=== WHAT IS EXPECTED ===
All lines containing the string "printlog" must be copied from the entries.

=== Records from a data source ===
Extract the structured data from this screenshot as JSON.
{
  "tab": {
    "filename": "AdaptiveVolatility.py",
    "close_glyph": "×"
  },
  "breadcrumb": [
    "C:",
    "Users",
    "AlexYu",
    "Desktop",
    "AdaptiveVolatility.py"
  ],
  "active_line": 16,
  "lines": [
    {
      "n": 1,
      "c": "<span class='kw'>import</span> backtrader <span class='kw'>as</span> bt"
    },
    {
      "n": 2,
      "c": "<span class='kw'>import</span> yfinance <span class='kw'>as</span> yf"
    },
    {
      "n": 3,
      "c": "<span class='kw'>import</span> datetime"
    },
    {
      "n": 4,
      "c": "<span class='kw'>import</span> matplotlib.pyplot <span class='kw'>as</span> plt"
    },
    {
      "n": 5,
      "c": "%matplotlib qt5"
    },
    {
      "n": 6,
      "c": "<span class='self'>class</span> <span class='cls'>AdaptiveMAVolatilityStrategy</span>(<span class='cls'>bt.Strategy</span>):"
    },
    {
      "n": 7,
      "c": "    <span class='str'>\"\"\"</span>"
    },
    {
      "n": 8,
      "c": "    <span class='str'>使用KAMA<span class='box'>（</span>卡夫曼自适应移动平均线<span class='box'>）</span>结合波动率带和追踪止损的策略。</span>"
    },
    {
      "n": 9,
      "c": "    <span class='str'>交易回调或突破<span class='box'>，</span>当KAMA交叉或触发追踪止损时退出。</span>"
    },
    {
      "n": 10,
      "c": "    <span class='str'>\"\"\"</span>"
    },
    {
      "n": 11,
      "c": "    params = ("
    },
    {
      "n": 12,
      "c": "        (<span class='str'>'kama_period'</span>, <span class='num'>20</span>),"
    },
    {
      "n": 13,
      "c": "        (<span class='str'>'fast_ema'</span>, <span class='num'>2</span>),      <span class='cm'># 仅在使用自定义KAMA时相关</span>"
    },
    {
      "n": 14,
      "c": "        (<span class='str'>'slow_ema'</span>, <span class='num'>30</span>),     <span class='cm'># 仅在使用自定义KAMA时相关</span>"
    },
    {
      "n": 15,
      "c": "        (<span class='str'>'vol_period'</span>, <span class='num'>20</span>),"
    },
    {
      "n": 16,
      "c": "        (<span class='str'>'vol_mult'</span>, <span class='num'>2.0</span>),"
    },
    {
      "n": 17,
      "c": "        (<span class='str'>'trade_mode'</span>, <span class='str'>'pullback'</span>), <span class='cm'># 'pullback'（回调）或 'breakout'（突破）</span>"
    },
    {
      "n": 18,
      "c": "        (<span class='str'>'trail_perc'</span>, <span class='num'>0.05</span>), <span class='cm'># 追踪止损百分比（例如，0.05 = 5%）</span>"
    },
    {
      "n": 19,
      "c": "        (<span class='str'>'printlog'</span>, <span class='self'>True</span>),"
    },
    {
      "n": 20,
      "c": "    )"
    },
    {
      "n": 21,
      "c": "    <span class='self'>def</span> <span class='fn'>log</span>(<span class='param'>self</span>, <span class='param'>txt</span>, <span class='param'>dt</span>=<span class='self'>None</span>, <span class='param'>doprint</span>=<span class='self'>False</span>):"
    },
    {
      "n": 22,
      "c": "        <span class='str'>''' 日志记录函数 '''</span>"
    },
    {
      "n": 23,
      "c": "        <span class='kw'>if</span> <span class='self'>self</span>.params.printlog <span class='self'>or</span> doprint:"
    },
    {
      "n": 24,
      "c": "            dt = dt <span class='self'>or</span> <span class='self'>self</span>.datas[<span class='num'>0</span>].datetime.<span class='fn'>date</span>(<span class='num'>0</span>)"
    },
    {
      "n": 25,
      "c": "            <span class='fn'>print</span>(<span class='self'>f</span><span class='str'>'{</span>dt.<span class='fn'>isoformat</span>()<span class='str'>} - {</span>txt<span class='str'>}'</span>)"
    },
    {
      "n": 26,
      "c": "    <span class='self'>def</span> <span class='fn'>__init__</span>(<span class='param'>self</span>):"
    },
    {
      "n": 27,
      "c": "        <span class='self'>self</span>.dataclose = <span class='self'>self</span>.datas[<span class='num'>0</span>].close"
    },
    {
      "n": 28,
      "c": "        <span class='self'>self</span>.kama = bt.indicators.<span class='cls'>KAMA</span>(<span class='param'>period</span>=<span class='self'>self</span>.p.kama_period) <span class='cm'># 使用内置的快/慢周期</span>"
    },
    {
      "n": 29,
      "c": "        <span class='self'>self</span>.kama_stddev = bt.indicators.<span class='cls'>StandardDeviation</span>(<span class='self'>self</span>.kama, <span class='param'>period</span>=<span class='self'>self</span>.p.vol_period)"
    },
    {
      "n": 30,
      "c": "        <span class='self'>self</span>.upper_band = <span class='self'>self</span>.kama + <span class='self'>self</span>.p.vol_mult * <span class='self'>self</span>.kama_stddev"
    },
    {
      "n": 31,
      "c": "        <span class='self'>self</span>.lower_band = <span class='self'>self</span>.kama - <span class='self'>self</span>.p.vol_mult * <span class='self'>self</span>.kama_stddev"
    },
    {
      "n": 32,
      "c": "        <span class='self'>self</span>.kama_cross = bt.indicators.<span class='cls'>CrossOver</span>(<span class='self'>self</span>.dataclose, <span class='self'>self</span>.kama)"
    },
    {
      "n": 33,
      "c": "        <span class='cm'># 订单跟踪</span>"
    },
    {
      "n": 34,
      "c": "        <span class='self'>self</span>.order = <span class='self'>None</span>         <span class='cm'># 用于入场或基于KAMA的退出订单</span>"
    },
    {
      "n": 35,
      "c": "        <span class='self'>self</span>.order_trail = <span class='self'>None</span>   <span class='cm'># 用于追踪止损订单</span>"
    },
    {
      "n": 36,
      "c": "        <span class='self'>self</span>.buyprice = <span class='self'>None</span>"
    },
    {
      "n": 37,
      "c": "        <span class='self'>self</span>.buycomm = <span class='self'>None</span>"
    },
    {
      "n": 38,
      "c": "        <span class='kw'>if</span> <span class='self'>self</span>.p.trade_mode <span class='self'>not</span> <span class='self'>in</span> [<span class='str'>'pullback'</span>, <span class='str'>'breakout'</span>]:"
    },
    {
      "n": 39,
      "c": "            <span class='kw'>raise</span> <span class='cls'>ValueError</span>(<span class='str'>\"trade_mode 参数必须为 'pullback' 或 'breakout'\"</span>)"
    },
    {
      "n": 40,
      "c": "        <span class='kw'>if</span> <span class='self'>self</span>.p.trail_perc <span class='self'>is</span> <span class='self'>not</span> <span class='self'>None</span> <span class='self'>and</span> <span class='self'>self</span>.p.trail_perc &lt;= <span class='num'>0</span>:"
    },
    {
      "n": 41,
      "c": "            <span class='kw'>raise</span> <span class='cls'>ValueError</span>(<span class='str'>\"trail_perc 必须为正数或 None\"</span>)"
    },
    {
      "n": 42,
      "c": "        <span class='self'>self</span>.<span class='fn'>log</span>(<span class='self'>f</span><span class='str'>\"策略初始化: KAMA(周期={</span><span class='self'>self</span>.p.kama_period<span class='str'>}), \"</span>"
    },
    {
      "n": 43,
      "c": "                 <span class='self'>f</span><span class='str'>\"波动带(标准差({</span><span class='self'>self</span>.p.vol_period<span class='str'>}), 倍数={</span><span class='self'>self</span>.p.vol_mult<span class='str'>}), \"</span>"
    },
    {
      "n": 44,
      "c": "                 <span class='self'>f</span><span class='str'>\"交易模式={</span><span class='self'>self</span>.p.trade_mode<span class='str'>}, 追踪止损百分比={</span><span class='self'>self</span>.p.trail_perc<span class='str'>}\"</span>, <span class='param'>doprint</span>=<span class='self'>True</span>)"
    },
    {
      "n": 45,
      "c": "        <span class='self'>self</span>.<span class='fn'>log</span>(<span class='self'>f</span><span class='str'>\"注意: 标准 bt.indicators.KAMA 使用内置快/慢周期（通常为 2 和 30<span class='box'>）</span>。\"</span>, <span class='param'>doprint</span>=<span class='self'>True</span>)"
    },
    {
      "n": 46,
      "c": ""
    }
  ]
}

=== ANSWER TO THE EXERCISE ===
      "c": "        (<span class='str'>'printlog'</span>, <span class='self'>True</span>),"
      "c": "        <span class='kw'>if</span> <span class='self'>self</span>.params.printlog <span class='self'>or</span> doprint:"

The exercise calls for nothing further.